This section is from the book "The National Capitol. Its Architecture Art And History", by George C. Hazelton, Jr. Also available from Amazon: The National Capitol Its Architecture Art and History.
The mural decorations of the room of the Committee on Agriculture, which is upon the west front, were the first work of Brumidi at the Capitol. They were done on probation, and were so satisfactory to the authorities that the entire remaining portion of the artist's life, some twenty-six years, was devoted assiduously to the beautifying of the rotunda and the Senate wing. His work has so identified him with the building that he may almost now be called the " Michael Angelo of the Capitol." On the ceiling are gracefully frescoed groups representing the four seasons, Spring, Summer, Autumn and Winter.

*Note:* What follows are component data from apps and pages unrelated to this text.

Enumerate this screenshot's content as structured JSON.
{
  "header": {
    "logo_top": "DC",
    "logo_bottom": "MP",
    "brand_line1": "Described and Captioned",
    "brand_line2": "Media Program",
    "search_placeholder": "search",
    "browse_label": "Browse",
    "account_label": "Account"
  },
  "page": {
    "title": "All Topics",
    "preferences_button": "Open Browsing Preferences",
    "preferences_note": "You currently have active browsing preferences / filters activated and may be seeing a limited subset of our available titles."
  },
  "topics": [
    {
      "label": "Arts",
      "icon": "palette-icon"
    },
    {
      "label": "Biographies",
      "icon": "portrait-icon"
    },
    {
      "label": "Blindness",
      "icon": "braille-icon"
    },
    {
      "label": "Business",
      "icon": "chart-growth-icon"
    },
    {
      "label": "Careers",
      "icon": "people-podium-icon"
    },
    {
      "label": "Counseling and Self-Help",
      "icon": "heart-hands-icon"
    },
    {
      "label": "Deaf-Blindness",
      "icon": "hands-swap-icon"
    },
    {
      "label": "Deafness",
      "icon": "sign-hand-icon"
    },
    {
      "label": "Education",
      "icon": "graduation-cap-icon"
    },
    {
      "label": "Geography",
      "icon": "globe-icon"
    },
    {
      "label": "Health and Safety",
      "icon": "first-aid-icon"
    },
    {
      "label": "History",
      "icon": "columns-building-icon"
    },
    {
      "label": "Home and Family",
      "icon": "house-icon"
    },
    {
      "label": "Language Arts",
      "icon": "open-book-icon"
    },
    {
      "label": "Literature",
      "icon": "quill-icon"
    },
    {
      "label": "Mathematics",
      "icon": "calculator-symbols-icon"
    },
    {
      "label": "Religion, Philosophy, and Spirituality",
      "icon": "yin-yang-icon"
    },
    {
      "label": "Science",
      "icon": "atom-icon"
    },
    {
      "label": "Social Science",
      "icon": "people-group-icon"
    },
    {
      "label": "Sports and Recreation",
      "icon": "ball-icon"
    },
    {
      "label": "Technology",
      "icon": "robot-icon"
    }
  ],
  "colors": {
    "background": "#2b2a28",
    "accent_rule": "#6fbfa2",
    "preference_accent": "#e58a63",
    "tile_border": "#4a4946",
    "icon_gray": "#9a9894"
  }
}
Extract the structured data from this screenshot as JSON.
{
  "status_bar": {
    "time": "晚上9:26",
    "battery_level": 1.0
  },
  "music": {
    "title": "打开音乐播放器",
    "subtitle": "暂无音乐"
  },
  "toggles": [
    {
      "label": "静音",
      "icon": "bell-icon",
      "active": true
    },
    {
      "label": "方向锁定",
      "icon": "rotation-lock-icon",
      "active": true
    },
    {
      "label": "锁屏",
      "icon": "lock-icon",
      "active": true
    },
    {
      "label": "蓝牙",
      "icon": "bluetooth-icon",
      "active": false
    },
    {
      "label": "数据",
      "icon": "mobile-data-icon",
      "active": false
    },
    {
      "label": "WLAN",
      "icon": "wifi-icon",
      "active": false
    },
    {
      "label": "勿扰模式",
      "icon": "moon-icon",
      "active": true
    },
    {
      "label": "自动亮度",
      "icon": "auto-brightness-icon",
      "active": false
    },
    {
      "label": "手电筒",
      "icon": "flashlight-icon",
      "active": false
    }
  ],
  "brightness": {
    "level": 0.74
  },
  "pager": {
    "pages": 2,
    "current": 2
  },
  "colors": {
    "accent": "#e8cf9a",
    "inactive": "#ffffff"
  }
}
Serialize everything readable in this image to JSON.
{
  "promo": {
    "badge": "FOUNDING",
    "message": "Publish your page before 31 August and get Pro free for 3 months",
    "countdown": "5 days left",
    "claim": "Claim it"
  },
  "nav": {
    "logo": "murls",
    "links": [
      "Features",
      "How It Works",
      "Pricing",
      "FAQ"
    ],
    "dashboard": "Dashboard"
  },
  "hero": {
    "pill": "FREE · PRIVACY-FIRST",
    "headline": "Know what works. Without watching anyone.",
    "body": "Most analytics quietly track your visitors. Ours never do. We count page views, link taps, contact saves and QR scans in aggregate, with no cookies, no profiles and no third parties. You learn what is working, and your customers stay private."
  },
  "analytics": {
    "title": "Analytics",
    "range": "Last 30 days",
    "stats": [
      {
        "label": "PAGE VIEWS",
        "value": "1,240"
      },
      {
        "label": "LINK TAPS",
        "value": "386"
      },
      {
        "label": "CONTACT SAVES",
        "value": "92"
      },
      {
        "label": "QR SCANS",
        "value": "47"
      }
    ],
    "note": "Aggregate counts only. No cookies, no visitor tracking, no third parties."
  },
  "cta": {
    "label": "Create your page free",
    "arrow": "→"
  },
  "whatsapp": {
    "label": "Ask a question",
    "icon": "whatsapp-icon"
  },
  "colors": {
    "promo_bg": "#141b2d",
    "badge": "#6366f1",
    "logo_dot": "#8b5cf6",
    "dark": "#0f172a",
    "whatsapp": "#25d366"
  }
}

On the east wall, the artist has told the story of Cincinnatus, called from the plow to govern Rome, and this he has rendered strikingly effective in suggestion by the similar event in American history, depicted upon the west wall—the summoning of Putnam from the plow to accept a command in the Colonial army. Upon the south wall, the artist has placed a head of Washington, and beneath it a panel representing the primitive process of cutting grain with the old-fashioned sickle; and opposite, a head of Jefferson, below which is a similar panel showing the improved style of harvesting to-day with the reaper. The four corners of the ceiling are enlivened with scroll-work and frescoes of pretty cherubs in imitation of marble. Brumidi completed the decoration of the room in 1855. The former room of the Committee on Territories, now used by the Committee on Elections, is decorated after designs by Leslie; and that on Indian Affairs contains a collection of Eastman's oil paintings representing life among the Sioux.